The Screener and Opioid Assessment for Patients with Pain - Revised (SOAPP-R) is a 24-item questionnaire that has been validated as a measure of risk of opioid abuse. While previous studies have compared the SOAPP-R favorably to other assessments in terms of sensitivity and specificity, the screener is currently only available in paper-and-pencil format. Moreover, it may be too long for certain respondents, particularly compromised individuals such as people in poor health and people who have difficulty with reading comprehension. Shorter versions of the SOAPP-R that maintain adequate sensitivity and specificity are therefore needed. The proposed research represents a fundamental first step toward filling this gap by providing a "proof of principle" for shorter computer-based versions of the instrument. These computer-based versions utilize interim analyses (calculations that are performed while assessment is in progress) to customize the questionnaire at the level of the individual respondent. The customizable procedures to be studied include curtailment, stochastic curtailment, and decision trees, all of which have been successfully applied to assessments in other domains. Additionally, static (non-customizable) short forms of the SOAPP-R will be developed that can be used by practitioners who do not have the capability to implement computer-based questionnaires. The first goal of the proposed research is to develop a computer program that performs and evaluates all procedures (curtailment, stochastic curtailment, decision trees, short forms, and the full-length SOAPP-R) on a given dataset. Evaluation of procedures will include statistics related to classification accuracy (e.g., sensitivity and specificity) as well as statistics related to respondent burden (e.., mean and standard deviation of the number of items administered). The second goal of the proposed research is to compare the aforementioned procedures using a dataset of 428 individuals who took the full-length SOAPP-R and were followed up to determine whether they had engaged in aberrant medication-related behavior.

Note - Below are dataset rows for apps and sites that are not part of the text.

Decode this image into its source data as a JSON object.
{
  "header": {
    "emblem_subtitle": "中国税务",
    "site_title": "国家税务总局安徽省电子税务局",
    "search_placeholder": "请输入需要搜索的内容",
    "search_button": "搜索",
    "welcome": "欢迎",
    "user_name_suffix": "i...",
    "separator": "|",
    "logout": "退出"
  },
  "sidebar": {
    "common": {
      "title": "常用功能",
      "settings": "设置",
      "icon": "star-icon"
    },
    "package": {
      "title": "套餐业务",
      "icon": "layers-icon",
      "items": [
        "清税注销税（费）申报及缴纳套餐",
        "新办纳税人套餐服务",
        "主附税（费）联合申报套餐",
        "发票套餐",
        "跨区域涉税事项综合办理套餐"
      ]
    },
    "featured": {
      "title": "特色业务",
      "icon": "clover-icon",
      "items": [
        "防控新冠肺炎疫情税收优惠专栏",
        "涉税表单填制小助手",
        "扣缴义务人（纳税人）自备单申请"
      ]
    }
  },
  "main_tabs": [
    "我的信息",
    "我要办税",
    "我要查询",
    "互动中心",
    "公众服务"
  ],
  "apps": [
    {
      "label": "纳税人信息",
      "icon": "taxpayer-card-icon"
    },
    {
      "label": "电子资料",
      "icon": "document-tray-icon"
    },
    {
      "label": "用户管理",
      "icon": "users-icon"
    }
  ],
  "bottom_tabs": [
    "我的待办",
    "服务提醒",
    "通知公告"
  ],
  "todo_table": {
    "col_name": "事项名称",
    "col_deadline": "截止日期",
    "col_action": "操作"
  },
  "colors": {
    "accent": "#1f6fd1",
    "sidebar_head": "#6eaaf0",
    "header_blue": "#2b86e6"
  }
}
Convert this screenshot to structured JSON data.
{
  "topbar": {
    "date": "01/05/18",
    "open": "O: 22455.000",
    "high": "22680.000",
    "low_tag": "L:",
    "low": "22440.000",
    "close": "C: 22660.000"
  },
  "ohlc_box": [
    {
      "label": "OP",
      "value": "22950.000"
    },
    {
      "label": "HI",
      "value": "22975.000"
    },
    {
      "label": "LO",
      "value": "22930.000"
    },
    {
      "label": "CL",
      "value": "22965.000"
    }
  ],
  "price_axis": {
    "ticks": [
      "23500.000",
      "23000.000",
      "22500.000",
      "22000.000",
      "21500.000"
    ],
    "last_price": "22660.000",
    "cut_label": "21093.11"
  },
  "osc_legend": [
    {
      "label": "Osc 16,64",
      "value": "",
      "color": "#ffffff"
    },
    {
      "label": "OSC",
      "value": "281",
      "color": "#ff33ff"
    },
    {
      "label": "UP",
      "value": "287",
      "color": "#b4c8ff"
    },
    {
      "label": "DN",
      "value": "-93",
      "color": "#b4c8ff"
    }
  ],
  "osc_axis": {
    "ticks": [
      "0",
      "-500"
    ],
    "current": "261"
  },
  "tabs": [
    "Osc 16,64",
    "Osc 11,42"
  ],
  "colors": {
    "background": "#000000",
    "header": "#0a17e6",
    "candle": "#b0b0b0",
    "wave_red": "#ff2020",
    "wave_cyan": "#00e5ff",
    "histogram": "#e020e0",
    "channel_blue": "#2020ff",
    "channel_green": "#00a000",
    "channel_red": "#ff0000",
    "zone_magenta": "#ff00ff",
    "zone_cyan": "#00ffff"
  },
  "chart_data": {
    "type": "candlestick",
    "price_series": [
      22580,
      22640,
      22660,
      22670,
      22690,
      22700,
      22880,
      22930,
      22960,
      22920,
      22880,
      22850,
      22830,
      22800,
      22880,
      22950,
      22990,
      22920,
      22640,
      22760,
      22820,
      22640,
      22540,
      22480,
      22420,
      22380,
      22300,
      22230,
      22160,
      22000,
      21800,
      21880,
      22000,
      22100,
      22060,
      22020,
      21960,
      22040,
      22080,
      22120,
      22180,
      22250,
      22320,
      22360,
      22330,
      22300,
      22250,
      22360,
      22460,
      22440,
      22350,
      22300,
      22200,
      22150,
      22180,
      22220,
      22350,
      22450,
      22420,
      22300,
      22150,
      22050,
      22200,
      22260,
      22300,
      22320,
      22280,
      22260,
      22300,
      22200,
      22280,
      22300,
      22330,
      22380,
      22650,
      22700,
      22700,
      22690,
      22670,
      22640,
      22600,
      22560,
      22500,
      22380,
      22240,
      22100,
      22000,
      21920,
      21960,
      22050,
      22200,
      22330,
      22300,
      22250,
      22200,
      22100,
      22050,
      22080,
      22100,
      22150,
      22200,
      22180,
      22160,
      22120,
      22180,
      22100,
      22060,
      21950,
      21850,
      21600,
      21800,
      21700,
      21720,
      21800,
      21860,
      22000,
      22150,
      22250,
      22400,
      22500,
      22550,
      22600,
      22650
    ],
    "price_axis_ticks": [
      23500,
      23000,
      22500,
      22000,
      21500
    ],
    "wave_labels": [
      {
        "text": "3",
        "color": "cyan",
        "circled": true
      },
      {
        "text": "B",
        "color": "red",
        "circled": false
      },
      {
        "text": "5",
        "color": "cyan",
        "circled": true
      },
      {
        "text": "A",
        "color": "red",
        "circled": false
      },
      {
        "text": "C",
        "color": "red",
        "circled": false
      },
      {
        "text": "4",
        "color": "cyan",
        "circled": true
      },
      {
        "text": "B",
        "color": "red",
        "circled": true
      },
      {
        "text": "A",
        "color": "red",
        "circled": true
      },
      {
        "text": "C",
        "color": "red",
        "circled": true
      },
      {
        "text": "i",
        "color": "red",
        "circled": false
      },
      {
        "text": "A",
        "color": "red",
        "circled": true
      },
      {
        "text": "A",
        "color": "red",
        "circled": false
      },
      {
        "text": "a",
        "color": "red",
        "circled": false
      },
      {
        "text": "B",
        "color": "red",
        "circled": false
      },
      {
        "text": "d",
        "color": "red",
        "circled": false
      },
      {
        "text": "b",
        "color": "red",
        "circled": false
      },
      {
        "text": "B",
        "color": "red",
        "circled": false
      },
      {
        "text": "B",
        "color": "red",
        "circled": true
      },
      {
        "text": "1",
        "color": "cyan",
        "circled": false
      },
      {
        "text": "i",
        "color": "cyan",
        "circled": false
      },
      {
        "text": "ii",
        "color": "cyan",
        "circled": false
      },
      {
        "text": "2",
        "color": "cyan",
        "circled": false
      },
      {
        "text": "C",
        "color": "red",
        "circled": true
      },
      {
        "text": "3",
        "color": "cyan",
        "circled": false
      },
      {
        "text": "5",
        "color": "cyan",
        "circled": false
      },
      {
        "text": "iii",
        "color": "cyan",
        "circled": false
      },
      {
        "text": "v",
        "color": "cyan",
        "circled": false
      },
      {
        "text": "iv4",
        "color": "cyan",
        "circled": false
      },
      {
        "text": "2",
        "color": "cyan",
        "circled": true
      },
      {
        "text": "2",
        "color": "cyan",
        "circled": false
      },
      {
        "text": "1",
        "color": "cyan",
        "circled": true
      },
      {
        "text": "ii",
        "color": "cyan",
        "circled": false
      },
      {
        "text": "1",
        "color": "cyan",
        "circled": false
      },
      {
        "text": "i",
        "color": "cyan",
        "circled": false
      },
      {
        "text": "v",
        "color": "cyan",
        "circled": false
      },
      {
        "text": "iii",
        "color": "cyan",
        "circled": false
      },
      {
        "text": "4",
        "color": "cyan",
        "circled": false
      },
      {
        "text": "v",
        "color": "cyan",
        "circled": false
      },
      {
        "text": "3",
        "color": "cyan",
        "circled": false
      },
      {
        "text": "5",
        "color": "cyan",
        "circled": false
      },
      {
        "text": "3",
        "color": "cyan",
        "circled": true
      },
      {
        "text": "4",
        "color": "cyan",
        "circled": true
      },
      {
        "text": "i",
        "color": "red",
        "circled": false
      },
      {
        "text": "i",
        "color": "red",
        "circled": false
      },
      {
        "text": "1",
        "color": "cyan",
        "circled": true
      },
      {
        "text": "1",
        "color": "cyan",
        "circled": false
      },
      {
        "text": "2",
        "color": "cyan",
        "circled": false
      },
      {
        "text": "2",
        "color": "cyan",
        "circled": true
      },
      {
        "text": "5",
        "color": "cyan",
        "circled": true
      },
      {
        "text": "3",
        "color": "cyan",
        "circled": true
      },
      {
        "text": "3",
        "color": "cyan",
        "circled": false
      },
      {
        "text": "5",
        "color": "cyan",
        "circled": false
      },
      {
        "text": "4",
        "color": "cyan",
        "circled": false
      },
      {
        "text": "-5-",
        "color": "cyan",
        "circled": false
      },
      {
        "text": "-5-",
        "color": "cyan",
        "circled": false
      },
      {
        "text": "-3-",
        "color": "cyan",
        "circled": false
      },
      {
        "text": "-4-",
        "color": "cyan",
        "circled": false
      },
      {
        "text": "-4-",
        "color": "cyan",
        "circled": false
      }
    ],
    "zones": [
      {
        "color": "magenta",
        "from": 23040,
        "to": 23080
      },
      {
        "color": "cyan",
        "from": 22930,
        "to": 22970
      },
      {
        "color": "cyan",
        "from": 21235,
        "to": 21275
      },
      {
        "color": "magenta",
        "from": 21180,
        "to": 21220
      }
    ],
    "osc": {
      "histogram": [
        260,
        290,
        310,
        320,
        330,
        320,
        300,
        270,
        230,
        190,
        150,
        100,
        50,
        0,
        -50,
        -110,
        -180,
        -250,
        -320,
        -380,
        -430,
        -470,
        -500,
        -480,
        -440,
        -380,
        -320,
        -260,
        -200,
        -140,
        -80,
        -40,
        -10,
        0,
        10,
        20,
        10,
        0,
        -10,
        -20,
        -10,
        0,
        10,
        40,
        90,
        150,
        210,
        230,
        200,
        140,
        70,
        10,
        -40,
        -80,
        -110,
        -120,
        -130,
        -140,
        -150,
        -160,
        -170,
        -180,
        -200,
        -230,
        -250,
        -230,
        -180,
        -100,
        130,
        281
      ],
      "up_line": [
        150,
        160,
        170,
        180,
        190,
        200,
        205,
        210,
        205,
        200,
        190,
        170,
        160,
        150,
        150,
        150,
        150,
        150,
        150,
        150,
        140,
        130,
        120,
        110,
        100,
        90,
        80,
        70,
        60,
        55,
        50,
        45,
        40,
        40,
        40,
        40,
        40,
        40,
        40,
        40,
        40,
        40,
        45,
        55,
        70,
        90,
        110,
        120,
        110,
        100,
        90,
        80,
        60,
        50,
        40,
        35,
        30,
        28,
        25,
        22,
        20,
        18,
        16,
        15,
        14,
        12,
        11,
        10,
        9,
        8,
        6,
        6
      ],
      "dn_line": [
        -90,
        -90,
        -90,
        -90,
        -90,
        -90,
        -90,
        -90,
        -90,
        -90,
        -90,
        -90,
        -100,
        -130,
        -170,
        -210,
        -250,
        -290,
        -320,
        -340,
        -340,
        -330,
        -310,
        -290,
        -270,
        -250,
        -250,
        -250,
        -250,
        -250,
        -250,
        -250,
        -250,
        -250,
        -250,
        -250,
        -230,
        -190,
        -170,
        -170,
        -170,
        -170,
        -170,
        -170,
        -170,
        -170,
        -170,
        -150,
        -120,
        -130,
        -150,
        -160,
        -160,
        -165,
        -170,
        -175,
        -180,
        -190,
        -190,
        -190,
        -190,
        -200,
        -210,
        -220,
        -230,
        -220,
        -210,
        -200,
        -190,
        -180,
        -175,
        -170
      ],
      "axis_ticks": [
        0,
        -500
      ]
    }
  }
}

The follow-up determination was made via the Aberrant Drug Behavior Index (ADBI), a measure that incorporates self-report via structured interview, physician report, and urine toxicology results. Based on previous research in other domains, it is hypothesized that the customizable computer-based versions of the SOAPP-R will exhibit greater measurement efficiency than both the short forms and the full-length instrument. If this hypothesis is borne out in the data, the proposed research will constitute an important advance in helping clinicians make a decision to prescribe or not prescribe opioids.
The proposed research will provide a proof of principle for computer-based versions of the SOAPP-R, a screener that predicts risk of opioid abuse. The computer-based versions use information from a respondent's answers to customize the screener to the individual taking it. Computer-based instruments have the potential to reduce respondent burden, thereby making the screener more accessible to compromised populations and aiding clinicians in their decision of whether to prescribe opioids.